Retail giant H&M has revealed plans to cut costs by £160 million as it blamed its exit from Russia and soaring inflation for plunging profits.
The Swedish fashion and homewares chain plans to implement a cost-saving programme from the second half of 2023 worth around two billion Swedish krona (£160 million).
The company posted pre-tax profits of 689 million krona (£56 million) for the third quarter, plummeting from the 6.1 billion krona (£500 million) reported in the same period last year.
Exiting Russia explains half of this decline in profits, while “many other external challenges also made their mark on the quarter”, bosses said.
This includes higher raw materials and freight prices, supply delays and a stronger US dollar resulting in cost increases for buying American goods.
It also took a hit from higher energy prices and increased costs from customer deliveries.
H&M paused all sales in Russia soon after the war in Ukraine commenced in March, before selling off the last of its stock in July in order to fully wind down the business.
Shutting shop in Russia, where it had about 6,000 employees, cost the retailer 2.1 billion Swedish krona (£170 million), it revealed on Thursday.
Furthermore, its gross margin was 49%, meaning it retained about half of the revenue it generated during the latest quarter.
But its sales were up by 3% compared with the same three months in 2021, and jumped by 13% in the first nine months of the year.
H&M’s chief executive Helena Helmersson said sales growth provides “important proof” that the group is growing “even when customers’ purchasing power is decreasing”.
Rising inflation has eaten away at household’s disposable incomes which many retailers have blamed for declining sales in recent months.
The UK’s inflation rate was 9.9% in August and is expected to hit 13% later this year, the Bank of England has warned.

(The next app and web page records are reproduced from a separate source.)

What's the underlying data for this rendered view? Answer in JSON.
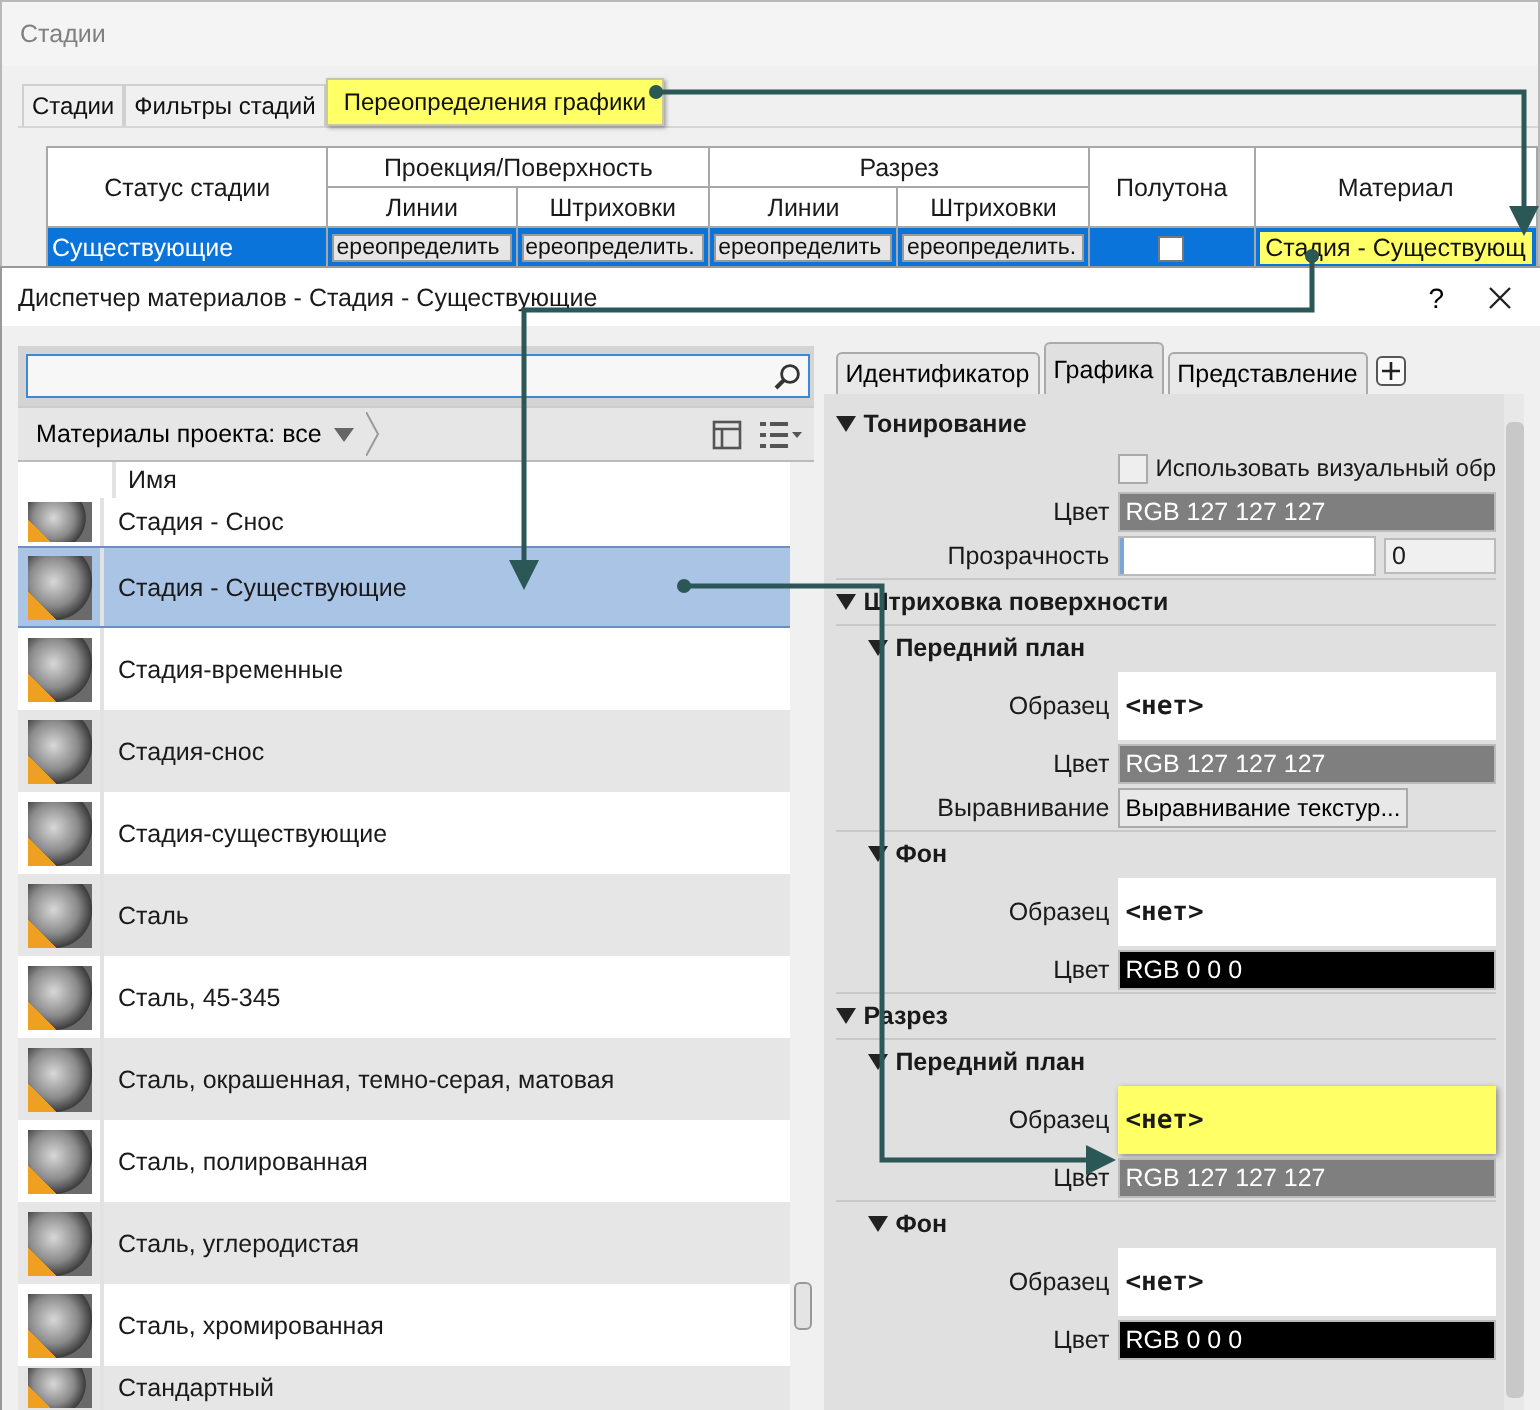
{
  "back_window": {
    "title": "Стадии",
    "tabs": [
      {
        "label": "Стадии",
        "selected": false
      },
      {
        "label": "Фильтры стадий",
        "selected": false
      },
      {
        "label": "Переопределения графики",
        "selected": true
      }
    ],
    "table": {
      "status_header": "Статус стадии",
      "header_groups": [
        {
          "label": "Проекция/Поверхность",
          "subcolumns": [
            "Линии",
            "Штриховки"
          ]
        },
        {
          "label": "Разрез",
          "subcolumns": [
            "Линии",
            "Штриховки"
          ]
        }
      ],
      "halftone_header": "Полутона",
      "material_header": "Материал",
      "rows": [
        {
          "status": "Существующие",
          "selected": true,
          "overrides": [
            "ереопределить",
            "ереопределить.",
            "ереопределить",
            "ереопределить."
          ],
          "halftone": false,
          "material": "Стадия - Существующ",
          "material_highlighted": true
        }
      ]
    }
  },
  "dialog": {
    "title": "Диспетчер материалов - Стадия - Существующие",
    "help": "?",
    "filter": "Материалы проекта: все",
    "list_header": "Имя",
    "materials": [
      {
        "name": "Стадия - Снос",
        "selected": false
      },
      {
        "name": "Стадия - Существующие",
        "selected": true
      },
      {
        "name": "Стадия-временные",
        "selected": false
      },
      {
        "name": "Стадия-снос",
        "selected": false
      },
      {
        "name": "Стадия-существующие",
        "selected": false
      },
      {
        "name": "Сталь",
        "selected": false
      },
      {
        "name": "Сталь, 45-345",
        "selected": false
      },
      {
        "name": "Сталь, окрашенная, темно-серая, матовая",
        "selected": false
      },
      {
        "name": "Сталь, полированная",
        "selected": false
      },
      {
        "name": "Сталь, углеродистая",
        "selected": false
      },
      {
        "name": "Сталь, хромированная",
        "selected": false
      },
      {
        "name": "Стандартный",
        "selected": false
      }
    ],
    "tabs": [
      {
        "label": "Идентификатор",
        "selected": false
      },
      {
        "label": "Графика",
        "selected": true
      },
      {
        "label": "Представление",
        "selected": false
      }
    ],
    "properties": [
      {
        "kind": "section",
        "label": "Тонирование",
        "expanded": true
      },
      {
        "kind": "checkbox",
        "label": "Использовать визуальный обр",
        "checked": false
      },
      {
        "kind": "color",
        "label": "Цвет",
        "value": "RGB 127 127 127",
        "color": "#7f7f7f"
      },
      {
        "kind": "transparency",
        "label": "Прозрачность",
        "value": "0",
        "level": 0
      },
      {
        "kind": "section",
        "label": "Штриховка поверхности",
        "expanded": true
      },
      {
        "kind": "subsection",
        "label": "Передний план",
        "expanded": true
      },
      {
        "kind": "pattern",
        "label": "Образец",
        "value": "<нет>",
        "highlighted": false
      },
      {
        "kind": "color",
        "label": "Цвет",
        "value": "RGB 127 127 127",
        "color": "#7f7f7f"
      },
      {
        "kind": "button",
        "label": "Выравнивание",
        "value": "Выравнивание текстур..."
      },
      {
        "kind": "subsection",
        "label": "Фон",
        "expanded": true
      },
      {
        "kind": "pattern",
        "label": "Образец",
        "value": "<нет>",
        "highlighted": false
      },
      {
        "kind": "color",
        "label": "Цвет",
        "value": "RGB 0 0 0",
        "color": "#000000"
      },
      {
        "kind": "section",
        "label": "Разрез",
        "expanded": true
      },
      {
        "kind": "subsection",
        "label": "Передний план",
        "expanded": true
      },
      {
        "kind": "pattern",
        "label": "Образец",
        "value": "<нет>",
        "highlighted": true
      },
      {
        "kind": "color",
        "label": "Цвет",
        "value": "RGB 127 127 127",
        "color": "#7f7f7f"
      },
      {
        "kind": "subsection",
        "label": "Фон",
        "expanded": true
      },
      {
        "kind": "pattern",
        "label": "Образец",
        "value": "<нет>",
        "highlighted": false
      },
      {
        "kind": "color",
        "label": "Цвет",
        "value": "RGB 0 0 0",
        "color": "#000000"
      }
    ]
  }
}
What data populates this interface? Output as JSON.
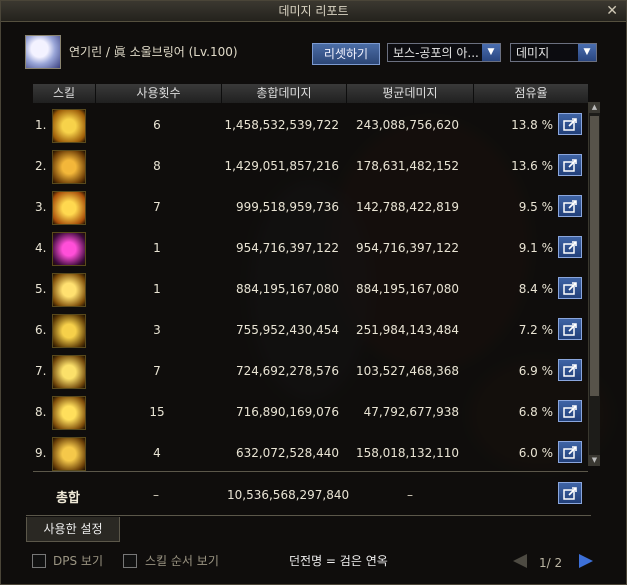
{
  "window": {
    "title": "데미지 리포트",
    "close": "✕"
  },
  "character": {
    "name": "연기린 / 眞 소울브링어 (Lv.100)",
    "avatar_icon": "character-portrait-icon"
  },
  "controls": {
    "reset_label": "리셋하기",
    "target_select": "보스-공포의 아...",
    "type_select": "데미지"
  },
  "columns": [
    "스킬",
    "사용횟수",
    "총합데미지",
    "평균데미지",
    "점유율"
  ],
  "rows": [
    {
      "rank": "1.",
      "uses": "6",
      "total": "1,458,532,539,722",
      "avg": "243,088,756,620",
      "share": "13.8 %",
      "icon": "skill-icon-1"
    },
    {
      "rank": "2.",
      "uses": "8",
      "total": "1,429,051,857,216",
      "avg": "178,631,482,152",
      "share": "13.6 %",
      "icon": "skill-icon-2"
    },
    {
      "rank": "3.",
      "uses": "7",
      "total": "999,518,959,736",
      "avg": "142,788,422,819",
      "share": "9.5 %",
      "icon": "skill-icon-3"
    },
    {
      "rank": "4.",
      "uses": "1",
      "total": "954,716,397,122",
      "avg": "954,716,397,122",
      "share": "9.1 %",
      "icon": "skill-icon-4"
    },
    {
      "rank": "5.",
      "uses": "1",
      "total": "884,195,167,080",
      "avg": "884,195,167,080",
      "share": "8.4 %",
      "icon": "skill-icon-5"
    },
    {
      "rank": "6.",
      "uses": "3",
      "total": "755,952,430,454",
      "avg": "251,984,143,484",
      "share": "7.2 %",
      "icon": "skill-icon-6"
    },
    {
      "rank": "7.",
      "uses": "7",
      "total": "724,692,278,576",
      "avg": "103,527,468,368",
      "share": "6.9 %",
      "icon": "skill-icon-7"
    },
    {
      "rank": "8.",
      "uses": "15",
      "total": "716,890,169,076",
      "avg": "47,792,677,938",
      "share": "6.8 %",
      "icon": "skill-icon-8"
    },
    {
      "rank": "9.",
      "uses": "4",
      "total": "632,072,528,440",
      "avg": "158,018,132,110",
      "share": "6.0 %",
      "icon": "skill-icon-9"
    }
  ],
  "total": {
    "label": "총합",
    "uses": "–",
    "total": "10,536,568,297,840",
    "avg": "–"
  },
  "used_settings_tab": "사용한 설정",
  "footer": {
    "dps_label": "DPS 보기",
    "skill_order_label": "스킬 순서 보기",
    "dungeon_label": "던전명 = 검은 연옥",
    "page": "1/ 2"
  },
  "colors": {
    "accent": "#3d6bc0",
    "export": "#2b4f91",
    "window": "#0e0d0b"
  }
}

Ms Helmersson added: “In common with the rest of the industry, sales were weak in many of our major markets at the start of the period.
“Sales then gradually improved, despite a heatwave in several European countries and some remaining delays in the supply of goods.
“Increased raw materials and freight prices as well as a stronger US dollar resulted in substantial cost increases for purchases of goods.
“We have chosen not to fully compensate for the increased costs, which is reflected in the gross margin.
“Overall, these factors had a substantial negative impact on profit for the quarter.
Victoria Scholar, head of investment at Interactive Investor said: “Sky-high inflation, squeezed household budgets, sliding consumer confidence and one-off costs from exiting Russia have created a perfect storm for H&M’s profitability which fell sharply along with margins.”